_Record excerpts_.
★ ★ ★ ★
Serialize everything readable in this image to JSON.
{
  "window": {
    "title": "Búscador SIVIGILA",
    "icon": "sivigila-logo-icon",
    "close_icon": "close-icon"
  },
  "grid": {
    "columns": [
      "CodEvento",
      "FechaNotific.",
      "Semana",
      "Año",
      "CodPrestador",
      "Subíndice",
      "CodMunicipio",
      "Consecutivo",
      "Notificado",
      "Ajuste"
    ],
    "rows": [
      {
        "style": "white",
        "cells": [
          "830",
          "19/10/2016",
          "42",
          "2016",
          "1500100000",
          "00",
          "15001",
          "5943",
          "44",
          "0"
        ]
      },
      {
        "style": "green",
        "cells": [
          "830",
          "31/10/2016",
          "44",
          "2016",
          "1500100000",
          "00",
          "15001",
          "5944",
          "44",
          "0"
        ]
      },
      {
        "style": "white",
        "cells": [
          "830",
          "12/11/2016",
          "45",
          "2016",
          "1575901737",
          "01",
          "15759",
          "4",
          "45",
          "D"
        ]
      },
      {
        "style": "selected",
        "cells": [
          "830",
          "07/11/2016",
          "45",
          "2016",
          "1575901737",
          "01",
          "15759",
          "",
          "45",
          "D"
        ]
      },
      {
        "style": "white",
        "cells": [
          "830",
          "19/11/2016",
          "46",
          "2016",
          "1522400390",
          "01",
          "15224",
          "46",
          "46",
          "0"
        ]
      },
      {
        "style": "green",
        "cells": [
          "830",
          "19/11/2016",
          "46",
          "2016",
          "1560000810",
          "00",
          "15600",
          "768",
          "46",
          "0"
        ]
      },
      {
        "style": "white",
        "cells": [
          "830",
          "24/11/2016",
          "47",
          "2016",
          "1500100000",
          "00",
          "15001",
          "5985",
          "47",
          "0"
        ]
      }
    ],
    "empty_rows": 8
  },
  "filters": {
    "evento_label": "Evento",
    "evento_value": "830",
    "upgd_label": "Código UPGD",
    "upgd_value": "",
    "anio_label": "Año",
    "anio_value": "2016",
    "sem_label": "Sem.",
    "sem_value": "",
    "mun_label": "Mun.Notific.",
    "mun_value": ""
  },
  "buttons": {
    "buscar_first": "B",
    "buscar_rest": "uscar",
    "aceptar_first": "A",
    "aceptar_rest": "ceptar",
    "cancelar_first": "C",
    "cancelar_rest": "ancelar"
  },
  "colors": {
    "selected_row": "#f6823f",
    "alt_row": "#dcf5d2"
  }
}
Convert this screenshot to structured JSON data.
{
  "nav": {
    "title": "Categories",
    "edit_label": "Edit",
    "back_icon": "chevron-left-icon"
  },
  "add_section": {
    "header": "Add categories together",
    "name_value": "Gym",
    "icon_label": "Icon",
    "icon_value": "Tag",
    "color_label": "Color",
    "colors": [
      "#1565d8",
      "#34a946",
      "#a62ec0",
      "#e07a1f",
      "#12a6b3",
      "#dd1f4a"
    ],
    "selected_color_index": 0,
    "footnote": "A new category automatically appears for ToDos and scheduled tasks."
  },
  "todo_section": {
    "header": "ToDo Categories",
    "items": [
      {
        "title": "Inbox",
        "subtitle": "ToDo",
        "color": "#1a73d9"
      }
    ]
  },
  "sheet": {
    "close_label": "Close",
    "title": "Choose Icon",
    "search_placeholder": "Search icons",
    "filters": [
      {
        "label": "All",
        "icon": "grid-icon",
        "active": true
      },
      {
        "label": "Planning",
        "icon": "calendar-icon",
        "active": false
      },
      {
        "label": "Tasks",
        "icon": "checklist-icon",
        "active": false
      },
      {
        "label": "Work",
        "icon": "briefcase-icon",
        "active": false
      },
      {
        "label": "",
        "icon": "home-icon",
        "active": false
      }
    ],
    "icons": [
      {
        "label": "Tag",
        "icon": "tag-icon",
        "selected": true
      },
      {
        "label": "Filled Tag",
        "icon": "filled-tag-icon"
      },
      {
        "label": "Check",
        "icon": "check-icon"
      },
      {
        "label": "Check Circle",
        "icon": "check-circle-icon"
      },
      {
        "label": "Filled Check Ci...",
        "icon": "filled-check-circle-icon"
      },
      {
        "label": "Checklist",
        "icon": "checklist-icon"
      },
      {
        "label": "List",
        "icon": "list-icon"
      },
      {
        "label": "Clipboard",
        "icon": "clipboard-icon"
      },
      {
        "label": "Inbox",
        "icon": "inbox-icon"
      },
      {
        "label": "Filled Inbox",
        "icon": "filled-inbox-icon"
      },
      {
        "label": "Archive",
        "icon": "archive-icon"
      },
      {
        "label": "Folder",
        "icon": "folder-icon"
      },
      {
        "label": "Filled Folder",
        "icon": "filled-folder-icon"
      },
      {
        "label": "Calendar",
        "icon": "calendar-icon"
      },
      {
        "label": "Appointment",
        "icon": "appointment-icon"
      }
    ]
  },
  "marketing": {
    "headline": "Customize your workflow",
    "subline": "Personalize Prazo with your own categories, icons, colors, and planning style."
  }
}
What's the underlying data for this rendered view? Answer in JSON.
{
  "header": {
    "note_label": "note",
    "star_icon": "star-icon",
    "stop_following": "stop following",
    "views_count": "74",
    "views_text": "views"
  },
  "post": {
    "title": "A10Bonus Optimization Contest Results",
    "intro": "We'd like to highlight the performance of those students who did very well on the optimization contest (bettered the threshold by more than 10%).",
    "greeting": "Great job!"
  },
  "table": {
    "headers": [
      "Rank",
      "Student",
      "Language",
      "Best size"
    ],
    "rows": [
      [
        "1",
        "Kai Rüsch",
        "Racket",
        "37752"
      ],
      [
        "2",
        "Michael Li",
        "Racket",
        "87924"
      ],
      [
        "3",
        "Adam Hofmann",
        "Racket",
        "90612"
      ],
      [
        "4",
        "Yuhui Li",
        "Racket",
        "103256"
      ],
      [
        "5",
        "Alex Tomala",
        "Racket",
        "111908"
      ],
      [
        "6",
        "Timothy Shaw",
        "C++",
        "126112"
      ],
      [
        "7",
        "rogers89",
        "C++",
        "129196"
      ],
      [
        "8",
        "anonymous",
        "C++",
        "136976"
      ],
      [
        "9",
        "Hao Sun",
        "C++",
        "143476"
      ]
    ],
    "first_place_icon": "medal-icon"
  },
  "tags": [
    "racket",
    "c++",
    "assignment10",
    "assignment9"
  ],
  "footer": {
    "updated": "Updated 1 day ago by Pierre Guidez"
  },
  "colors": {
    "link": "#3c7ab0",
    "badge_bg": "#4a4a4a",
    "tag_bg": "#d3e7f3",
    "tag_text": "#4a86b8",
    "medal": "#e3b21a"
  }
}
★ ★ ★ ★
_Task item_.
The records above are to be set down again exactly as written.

_Expected output_.
Serialize everything readable in this image to JSON.
{
  "window": {
    "title": "Búscador SIVIGILA",
    "icon": "sivigila-logo-icon",
    "close_icon": "close-icon"
  },
  "grid": {
    "columns": [
      "CodEvento",
      "FechaNotific.",
      "Semana",
      "Año",
      "CodPrestador",
      "Subíndice",
      "CodMunicipio",
      "Consecutivo",
      "Notificado",
      "Ajuste"
    ],
    "rows": [
      {
        "style": "white",
        "cells": [
          "830",
          "19/10/2016",
          "42",
          "2016",
          "1500100000",
          "00",
          "15001",
          "5943",
          "44",
          "0"
        ]
      },
      {
        "style": "green",
        "cells": [
          "830",
          "31/10/2016",
          "44",
          "2016",
          "1500100000",
          "00",
          "15001",
          "5944",
          "44",
          "0"
        ]
      },
      {
        "style": "white",
        "cells": [
          "830",
          "12/11/2016",
          "45",
          "2016",
          "1575901737",
          "01",
          "15759",
          "4",
          "45",
          "D"
        ]
      },
      {
        "style": "selected",
        "cells": [
          "830",
          "07/11/2016",
          "45",
          "2016",
          "1575901737",
          "01",
          "15759",
          "",
          "45",
          "D"
        ]
      },
      {
        "style": "white",
        "cells": [
          "830",
          "19/11/2016",
          "46",
          "2016",
          "1522400390",
          "01",
          "15224",
          "46",
          "46",
          "0"
        ]
      },
      {
        "style": "green",
        "cells": [
          "830",
          "19/11/2016",
          "46",
          "2016",
          "1560000810",
          "00",
          "15600",
          "768",
          "46",
          "0"
        ]
      },
      {
        "style": "white",
        "cells": [
          "830",
          "24/11/2016",
          "47",
          "2016",
          "1500100000",
          "00",
          "15001",
          "5985",
          "47",
          "0"
        ]
      }
    ],
    "empty_rows": 8
  },
  "filters": {
    "evento_label": "Evento",
    "evento_value": "830",
    "upgd_label": "Código UPGD",
    "upgd_value": "",
    "anio_label": "Año",
    "anio_value": "2016",
    "sem_label": "Sem.",
    "sem_value": "",
    "mun_label": "Mun.Notific.",
    "mun_value": ""
  },
  "buttons": {
    "buscar_first": "B",
    "buscar_rest": "uscar",
    "aceptar_first": "A",
    "aceptar_rest": "ceptar",
    "cancelar_first": "C",
    "cancelar_rest": "ancelar"
  },
  "colors": {
    "selected_row": "#f6823f",
    "alt_row": "#dcf5d2"
  }
}
Convert this screenshot to structured JSON data.
{
  "nav": {
    "title": "Categories",
    "edit_label": "Edit",
    "back_icon": "chevron-left-icon"
  },
  "add_section": {
    "header": "Add categories together",
    "name_value": "Gym",
    "icon_label": "Icon",
    "icon_value": "Tag",
    "color_label": "Color",
    "colors": [
      "#1565d8",
      "#34a946",
      "#a62ec0",
      "#e07a1f",
      "#12a6b3",
      "#dd1f4a"
    ],
    "selected_color_index": 0,
    "footnote": "A new category automatically appears for ToDos and scheduled tasks."
  },
  "todo_section": {
    "header": "ToDo Categories",
    "items": [
      {
        "title": "Inbox",
        "subtitle": "ToDo",
        "color": "#1a73d9"
      }
    ]
  },
  "sheet": {
    "close_label": "Close",
    "title": "Choose Icon",
    "search_placeholder": "Search icons",
    "filters": [
      {
        "label": "All",
        "icon": "grid-icon",
        "active": true
      },
      {
        "label": "Planning",
        "icon": "calendar-icon",
        "active": false
      },
      {
        "label": "Tasks",
        "icon": "checklist-icon",
        "active": false
      },
      {
        "label": "Work",
        "icon": "briefcase-icon",
        "active": false
      },
      {
        "label": "",
        "icon": "home-icon",
        "active": false
      }
    ],
    "icons": [
      {
        "label": "Tag",
        "icon": "tag-icon",
        "selected": true
      },
      {
        "label": "Filled Tag",
        "icon": "filled-tag-icon"
      },
      {
        "label": "Check",
        "icon": "check-icon"
      },
      {
        "label": "Check Circle",
        "icon": "check-circle-icon"
      },
      {
        "label": "Filled Check Ci...",
        "icon": "filled-check-circle-icon"
      },
      {
        "label": "Checklist",
        "icon": "checklist-icon"
      },
      {
        "label": "List",
        "icon": "list-icon"
      },
      {
        "label": "Clipboard",
        "icon": "clipboard-icon"
      },
      {
        "label": "Inbox",
        "icon": "inbox-icon"
      },
      {
        "label": "Filled Inbox",
        "icon": "filled-inbox-icon"
      },
      {
        "label": "Archive",
        "icon": "archive-icon"
      },
      {
        "label": "Folder",
        "icon": "folder-icon"
      },
      {
        "label": "Filled Folder",
        "icon": "filled-folder-icon"
      },
      {
        "label": "Calendar",
        "icon": "calendar-icon"
      },
      {
        "label": "Appointment",
        "icon": "appointment-icon"
      }
    ]
  },
  "marketing": {
    "headline": "Customize your workflow",
    "subline": "Personalize Prazo with your own categories, icons, colors, and planning style."
  }
}
What's the underlying data for this rendered view? Answer in JSON.
{
  "header": {
    "note_label": "note",
    "star_icon": "star-icon",
    "stop_following": "stop following",
    "views_count": "74",
    "views_text": "views"
  },
  "post": {
    "title": "A10Bonus Optimization Contest Results",
    "intro": "We'd like to highlight the performance of those students who did very well on the optimization contest (bettered the threshold by more than 10%).",
    "greeting": "Great job!"
  },
  "table": {
    "headers": [
      "Rank",
      "Student",
      "Language",
      "Best size"
    ],
    "rows": [
      [
        "1",
        "Kai Rüsch",
        "Racket",
        "37752"
      ],
      [
        "2",
        "Michael Li",
        "Racket",
        "87924"
      ],
      [
        "3",
        "Adam Hofmann",
        "Racket",
        "90612"
      ],
      [
        "4",
        "Yuhui Li",
        "Racket",
        "103256"
      ],
      [
        "5",
        "Alex Tomala",
        "Racket",
        "111908"
      ],
      [
        "6",
        "Timothy Shaw",
        "C++",
        "126112"
      ],
      [
        "7",
        "rogers89",
        "C++",
        "129196"
      ],
      [
        "8",
        "anonymous",
        "C++",
        "136976"
      ],
      [
        "9",
        "Hao Sun",
        "C++",
        "143476"
      ]
    ],
    "first_place_icon": "medal-icon"
  },
  "tags": [
    "racket",
    "c++",
    "assignment10",
    "assignment9"
  ],
  "footer": {
    "updated": "Updated 1 day ago by Pierre Guidez"
  },
  "colors": {
    "link": "#3c7ab0",
    "badge_bg": "#4a4a4a",
    "tag_bg": "#d3e7f3",
    "tag_text": "#4a86b8",
    "medal": "#e3b21a"
  }
}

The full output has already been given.